“I will leave that to your conscience,” he wrote. “Regardless of what each of us decides, what I am advocating, as your Site Chief, is that we support our nurses, especially our triage team, and we keep our patients as safe as possible.”
He also admonished doctors who say they are too busy.
“If the plethora of recent pictures of ED MDs sitting around in the back ‘with nothing to do’ is an indication of current times, then that argument isn't valid anymore.”
Not the 1st time for MDs in waiting room
Kerry Williamson, a spokesperson for Alberta Health Services, said the province is aware of the overcrowding and is “working to address capacity challenges in our emergency departments.”
Williamson said emergency rooms in the city are being kept particularly busy right now because of the cold weather and flu season.
He said the precedent has already been set for sending doctors to see patients in the waiting room.

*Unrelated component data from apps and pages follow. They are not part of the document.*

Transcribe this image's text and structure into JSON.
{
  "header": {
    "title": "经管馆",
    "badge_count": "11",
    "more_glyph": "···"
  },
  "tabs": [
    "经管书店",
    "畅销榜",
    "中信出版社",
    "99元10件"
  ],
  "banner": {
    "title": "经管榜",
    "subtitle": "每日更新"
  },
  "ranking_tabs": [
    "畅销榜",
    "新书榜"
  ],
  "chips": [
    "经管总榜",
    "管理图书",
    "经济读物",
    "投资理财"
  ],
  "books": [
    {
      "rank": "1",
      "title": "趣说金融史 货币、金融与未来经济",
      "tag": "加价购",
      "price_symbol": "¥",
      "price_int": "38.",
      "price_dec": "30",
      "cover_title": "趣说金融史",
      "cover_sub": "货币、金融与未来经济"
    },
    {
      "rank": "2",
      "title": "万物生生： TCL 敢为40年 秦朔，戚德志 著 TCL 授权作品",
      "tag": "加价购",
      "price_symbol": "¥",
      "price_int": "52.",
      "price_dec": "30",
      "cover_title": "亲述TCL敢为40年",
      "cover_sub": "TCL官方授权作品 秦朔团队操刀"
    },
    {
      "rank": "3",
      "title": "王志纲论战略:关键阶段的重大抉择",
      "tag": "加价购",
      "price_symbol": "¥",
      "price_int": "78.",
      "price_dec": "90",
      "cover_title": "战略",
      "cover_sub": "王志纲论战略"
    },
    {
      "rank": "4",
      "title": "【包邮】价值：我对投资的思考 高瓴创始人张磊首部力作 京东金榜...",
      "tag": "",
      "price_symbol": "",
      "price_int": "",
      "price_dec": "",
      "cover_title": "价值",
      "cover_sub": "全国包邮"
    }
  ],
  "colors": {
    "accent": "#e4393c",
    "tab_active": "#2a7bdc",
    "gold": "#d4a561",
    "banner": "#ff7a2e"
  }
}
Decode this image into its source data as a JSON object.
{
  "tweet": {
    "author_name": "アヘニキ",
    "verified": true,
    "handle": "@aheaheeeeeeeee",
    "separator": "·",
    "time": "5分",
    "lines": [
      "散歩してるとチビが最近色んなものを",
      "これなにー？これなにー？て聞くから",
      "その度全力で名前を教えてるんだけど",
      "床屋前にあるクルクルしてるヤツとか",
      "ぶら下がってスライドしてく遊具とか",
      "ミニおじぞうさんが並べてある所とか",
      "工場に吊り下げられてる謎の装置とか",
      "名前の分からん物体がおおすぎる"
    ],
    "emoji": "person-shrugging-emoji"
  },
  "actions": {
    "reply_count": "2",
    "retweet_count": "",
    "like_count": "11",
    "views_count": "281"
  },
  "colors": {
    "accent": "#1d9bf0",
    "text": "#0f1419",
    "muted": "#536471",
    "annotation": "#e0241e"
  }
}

“Physicians working with patients in the waiting room is not a new or unique strategy and has been used in the past,” he wrote in an emailed statement.
“Physicians working in waiting rooms can help expedite diagnosis by ordering lab work and diagnostics such as ultrasounds and ECGs that can then shorten a patient's waiting time in the department for a diagnosis, treatment, admission or referral to a specialist.”
According to doctors at the hospital, the practice was last put in place in 2010, when emergency room doctor Paul Parks warned of a potentially catastrophic collapse in urgent care.
Other measures now being put in place at the U of A Hospital to help with overcrowding include a request that some “low acuity” patients – such as blood transfusion patients – be shifted to other units, and a bid to open a small number of additional “winter beds.”
Emergency room doctors will meet with management to discuss their concerns on Dec. 18.
With files from Michelle Bellefontaine